       In his room, William was still unable to make a noise.  Making a noise would reveal his location and doing that would open him up to danger.  Mother had kicked him.  There was no telling what she might do to him now, there was nothing that could be done to protect himself as the door locked from the outside and so he would be unable to bar her entry should she choose to make it.  The arm she had pulled hurt, so he looked at it and worked out that the bones of the forearm were not linking to the elbow like they should have done.  He pushed it back and nothing happened but a lot of pain and shooting stars in his vision, so he pushed it harder and felt something giving or clicking.  At any rate there was a lot of stabbing pain, but his arm was working properly again.  It was better to be fully ready for whatever happened next.  His mother provided food and warmth and shelter and comfort and all he wanted to do was paint but she had deliberately caused him pain and suffering: he had seen it in her face and the frown.  Nowhere was safe.

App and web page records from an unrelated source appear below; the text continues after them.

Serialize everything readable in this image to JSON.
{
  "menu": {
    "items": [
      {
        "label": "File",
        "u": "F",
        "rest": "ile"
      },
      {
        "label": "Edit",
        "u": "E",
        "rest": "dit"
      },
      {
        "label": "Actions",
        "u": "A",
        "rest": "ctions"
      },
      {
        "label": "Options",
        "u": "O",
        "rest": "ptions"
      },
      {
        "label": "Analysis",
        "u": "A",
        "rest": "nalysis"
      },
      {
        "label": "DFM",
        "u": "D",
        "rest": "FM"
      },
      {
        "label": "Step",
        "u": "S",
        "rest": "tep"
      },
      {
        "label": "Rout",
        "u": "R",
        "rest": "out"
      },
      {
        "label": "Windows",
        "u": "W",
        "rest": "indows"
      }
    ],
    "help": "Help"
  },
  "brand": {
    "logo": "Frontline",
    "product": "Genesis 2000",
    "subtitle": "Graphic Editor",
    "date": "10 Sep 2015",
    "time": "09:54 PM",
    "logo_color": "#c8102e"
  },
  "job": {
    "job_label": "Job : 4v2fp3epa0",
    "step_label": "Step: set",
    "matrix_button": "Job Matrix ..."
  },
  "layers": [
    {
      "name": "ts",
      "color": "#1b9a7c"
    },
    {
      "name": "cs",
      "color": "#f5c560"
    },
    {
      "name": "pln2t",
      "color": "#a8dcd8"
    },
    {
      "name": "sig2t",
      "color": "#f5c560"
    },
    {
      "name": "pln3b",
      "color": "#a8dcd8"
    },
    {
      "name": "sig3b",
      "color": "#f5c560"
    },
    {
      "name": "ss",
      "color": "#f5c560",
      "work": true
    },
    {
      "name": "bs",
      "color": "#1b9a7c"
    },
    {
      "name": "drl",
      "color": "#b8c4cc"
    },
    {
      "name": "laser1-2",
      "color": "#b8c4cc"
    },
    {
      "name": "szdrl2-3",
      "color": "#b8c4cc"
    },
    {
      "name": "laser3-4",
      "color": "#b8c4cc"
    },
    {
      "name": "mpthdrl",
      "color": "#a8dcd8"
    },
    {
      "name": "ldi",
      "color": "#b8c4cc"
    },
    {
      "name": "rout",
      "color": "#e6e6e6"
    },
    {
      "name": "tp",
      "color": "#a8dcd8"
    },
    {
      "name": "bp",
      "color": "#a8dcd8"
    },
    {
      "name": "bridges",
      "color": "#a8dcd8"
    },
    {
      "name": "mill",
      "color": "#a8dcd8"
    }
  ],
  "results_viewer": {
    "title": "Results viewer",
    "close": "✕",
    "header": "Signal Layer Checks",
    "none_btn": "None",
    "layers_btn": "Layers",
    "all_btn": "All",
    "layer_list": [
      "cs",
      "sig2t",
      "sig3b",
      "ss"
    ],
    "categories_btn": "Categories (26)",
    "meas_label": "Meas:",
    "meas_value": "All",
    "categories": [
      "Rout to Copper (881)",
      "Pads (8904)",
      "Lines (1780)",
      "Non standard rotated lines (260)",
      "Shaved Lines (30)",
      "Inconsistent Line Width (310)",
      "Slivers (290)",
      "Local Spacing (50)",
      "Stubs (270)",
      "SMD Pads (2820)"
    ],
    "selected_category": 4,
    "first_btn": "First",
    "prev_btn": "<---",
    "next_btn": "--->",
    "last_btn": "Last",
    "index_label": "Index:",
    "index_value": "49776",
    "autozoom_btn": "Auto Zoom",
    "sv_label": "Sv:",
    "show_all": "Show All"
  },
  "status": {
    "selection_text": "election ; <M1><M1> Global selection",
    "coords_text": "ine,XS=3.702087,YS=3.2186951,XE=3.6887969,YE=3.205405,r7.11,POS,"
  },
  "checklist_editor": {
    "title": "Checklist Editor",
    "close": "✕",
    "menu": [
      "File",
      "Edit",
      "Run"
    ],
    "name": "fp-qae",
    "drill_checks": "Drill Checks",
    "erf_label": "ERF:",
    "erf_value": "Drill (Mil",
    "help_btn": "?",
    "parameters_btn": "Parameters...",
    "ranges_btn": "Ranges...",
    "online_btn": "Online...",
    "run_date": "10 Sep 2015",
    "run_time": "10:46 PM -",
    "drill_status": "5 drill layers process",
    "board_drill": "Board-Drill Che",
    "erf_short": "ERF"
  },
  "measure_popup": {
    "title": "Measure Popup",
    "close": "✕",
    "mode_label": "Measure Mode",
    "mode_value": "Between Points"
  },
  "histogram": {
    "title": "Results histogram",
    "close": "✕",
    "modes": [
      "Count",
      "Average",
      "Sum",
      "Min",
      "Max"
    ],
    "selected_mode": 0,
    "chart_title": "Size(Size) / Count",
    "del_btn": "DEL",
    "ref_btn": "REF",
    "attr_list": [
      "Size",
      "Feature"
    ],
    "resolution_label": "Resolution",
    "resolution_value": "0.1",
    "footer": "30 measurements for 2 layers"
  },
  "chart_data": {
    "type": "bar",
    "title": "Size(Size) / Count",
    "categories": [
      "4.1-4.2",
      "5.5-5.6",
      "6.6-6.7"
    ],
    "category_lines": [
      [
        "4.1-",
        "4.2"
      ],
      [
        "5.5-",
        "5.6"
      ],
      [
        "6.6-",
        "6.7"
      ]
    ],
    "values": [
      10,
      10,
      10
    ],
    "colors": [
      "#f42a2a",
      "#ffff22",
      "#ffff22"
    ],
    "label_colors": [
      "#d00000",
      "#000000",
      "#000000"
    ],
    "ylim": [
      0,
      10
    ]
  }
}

       Looking out of the small window he watched the sky bruise like his stomach and arm, he had stripped off his clothes to look and sat naked, then slowly go dark as the stars came out.  Below he heard father and mother talking in low tones for quite some time, some noises from the baby, then laughter and the smell of cooking.  Laughter.  They would be coming for him.  He pulled his legs up to his chest, ignoring the pain from his arm and stomach, shivered in the cold of the evening and waited.

       So it was that at some time after midnight he was still awake, the trails of tears salty and dry on his cheeks, when the screaming started and did not stop.  At first he was too afraid to move, his mother may hurt him again, but the screaming continued and he heard his father bashing and crashing around downstairs.  The telephone was off the hook and there was a conversation, the screaming continued.  There was the smell of cold and of desperation, and the screaming continued.  His mother was screaming.  William got up from the corner and padded softly to the door, no one had been up to lock it this time and so it was still open, listening.  The screaming continued.  Opening the door, he peered down the hallway to where mother and father slept with the new baby.  The lights were lit here, oil flame guttering as the wick took hold and the smell of burning onions faint on the dusty air, and the screaming continued.  Without really knowing how he got there, William found himself in the room with his mother again and she was holding the baby and screaming.

       “Mama?”  William had learned that she responded more positively to ‘mama’ than ‘muvvah’, as close as he could enunciate ‘mother’, and something in him told him that something needed to be done.  “Mama?”

       The screaming stopped.  “Willy.  Dear little Willy.  She’s dead.  She’s dead.”  The sobbing that followed was quieter, but more wretched than the screaming.  His mother was upset.  His mother was punished.

       William stood quietly for a moment, eyes wide, and then blinked.  Very deliberately he fixed his mother in his gaze and frowned that intense frown.  “Good.”  Justice had been served.  With that, William walked calmly from the room and returned to the corner.

       It was two days before a relative brought food and another day before he was dressed and taken downstairs.  He was only four, they said, he didn’t understand.  But they were wrong.  His mother had threatened him and had meant to take his life – before she did, her baby was taken from her.  She hurt him, she ignored him, she attacked him and she had been punished because that was wrong.  He understood perfectly.